Coast Line Railroad (1905 – 1917)
In 1905, competition to create and complete a route connecting Santa Cruz to San Francisco along the coast was heating up. The Ocean Shore Electric Railway (later Ocean Shore Railroad) was founded earlier that year with this goal in mind. The Southern Pacific, which wanted to ensure it had primacy along the coast, especially the clientage of the lucrative cement plant being constructed in Davenport, incorporated their own rival company, the Coast Line Railroad, on April 15, 1905. Although on paper, this new railroad stated its desire to connect to San Francisco and to Pescadero (from where another track was planned to extend to Boulder Creek), in reality Southern Pacific was just playing a game with a rival. The Coast Line and Ocean Shore routes were built side-by-side and in tandem by the same developer to Davenport, with the Coast Line claiming the east side patrons (which included the cement plant). Throughout the 1910s, the Ocean Shore haemorrhaged until it finally closed. The Coast Line, meanwhile, was merged into its parent on October 9, 1917, its purpose fulfilled. The route never extended beyond a wye beside the Davenport cement plant and any plans to extend the track to Pescadero were cancelled after the 1906 San Francisco Earthquake forced the Southern Pacific to reallocate resources to more immediate concerns. This route survives today as the former Davenport Branch, or rather the portion of the Santa Cruz Branch between Santa Cruz Station and Davenport.
|Santa Clara and santa Cruz Counties map from 1915 showing Southern Pacific trackage. [Wx4 Southern Pacific Pages]|
Citations & Credits:
- Bender, Henry. Personal correspondence.
- Daggett, Stuart. Chapters on the History of the Southern Pacific. Berkeley: Library of Alexandria, 1922.
- Hamman, Rick. California Central Coast Railways. Santa Cruz, CA: Otter B Books, 2002.

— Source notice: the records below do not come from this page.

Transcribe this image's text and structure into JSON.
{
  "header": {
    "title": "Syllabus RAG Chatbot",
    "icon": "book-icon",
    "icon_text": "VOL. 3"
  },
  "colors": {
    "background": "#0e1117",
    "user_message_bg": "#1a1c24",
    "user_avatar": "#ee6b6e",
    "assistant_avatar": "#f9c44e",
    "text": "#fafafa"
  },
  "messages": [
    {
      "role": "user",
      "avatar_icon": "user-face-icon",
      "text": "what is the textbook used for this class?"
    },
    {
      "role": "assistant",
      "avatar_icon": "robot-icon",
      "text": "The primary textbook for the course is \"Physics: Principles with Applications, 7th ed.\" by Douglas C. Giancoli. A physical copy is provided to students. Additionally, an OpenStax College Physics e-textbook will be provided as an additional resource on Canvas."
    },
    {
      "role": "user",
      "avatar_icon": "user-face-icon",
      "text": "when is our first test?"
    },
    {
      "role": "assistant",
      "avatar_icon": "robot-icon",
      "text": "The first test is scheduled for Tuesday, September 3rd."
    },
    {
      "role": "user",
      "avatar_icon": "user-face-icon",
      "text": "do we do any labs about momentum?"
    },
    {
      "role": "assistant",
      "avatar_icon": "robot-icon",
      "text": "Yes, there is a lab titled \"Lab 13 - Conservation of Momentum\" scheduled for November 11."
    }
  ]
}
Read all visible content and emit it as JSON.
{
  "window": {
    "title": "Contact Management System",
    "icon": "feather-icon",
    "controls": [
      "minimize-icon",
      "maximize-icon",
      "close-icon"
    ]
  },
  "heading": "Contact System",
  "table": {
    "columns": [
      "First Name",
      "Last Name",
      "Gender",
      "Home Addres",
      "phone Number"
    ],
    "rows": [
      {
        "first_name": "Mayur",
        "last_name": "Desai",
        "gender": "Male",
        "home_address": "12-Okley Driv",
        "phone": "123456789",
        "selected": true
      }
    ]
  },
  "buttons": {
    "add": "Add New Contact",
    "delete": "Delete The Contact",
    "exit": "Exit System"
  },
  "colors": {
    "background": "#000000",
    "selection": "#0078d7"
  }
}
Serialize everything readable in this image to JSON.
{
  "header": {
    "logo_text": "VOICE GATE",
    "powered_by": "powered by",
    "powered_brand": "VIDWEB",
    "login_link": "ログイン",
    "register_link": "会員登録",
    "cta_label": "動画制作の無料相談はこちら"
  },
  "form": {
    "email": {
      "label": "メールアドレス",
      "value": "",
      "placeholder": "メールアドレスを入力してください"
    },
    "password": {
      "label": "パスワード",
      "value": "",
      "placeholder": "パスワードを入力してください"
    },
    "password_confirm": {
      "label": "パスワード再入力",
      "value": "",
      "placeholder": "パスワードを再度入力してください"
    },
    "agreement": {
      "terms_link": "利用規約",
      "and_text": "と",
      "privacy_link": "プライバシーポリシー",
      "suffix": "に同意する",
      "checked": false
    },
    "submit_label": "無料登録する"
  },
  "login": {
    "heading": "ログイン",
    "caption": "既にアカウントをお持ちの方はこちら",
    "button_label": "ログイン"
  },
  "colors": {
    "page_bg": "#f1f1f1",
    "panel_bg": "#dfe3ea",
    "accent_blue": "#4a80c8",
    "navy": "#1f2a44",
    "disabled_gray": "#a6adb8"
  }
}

- Robertson, Donald B. Encyclopedia of Western Railroad History: California. Caldwell, ID: Caxton Press, 1986.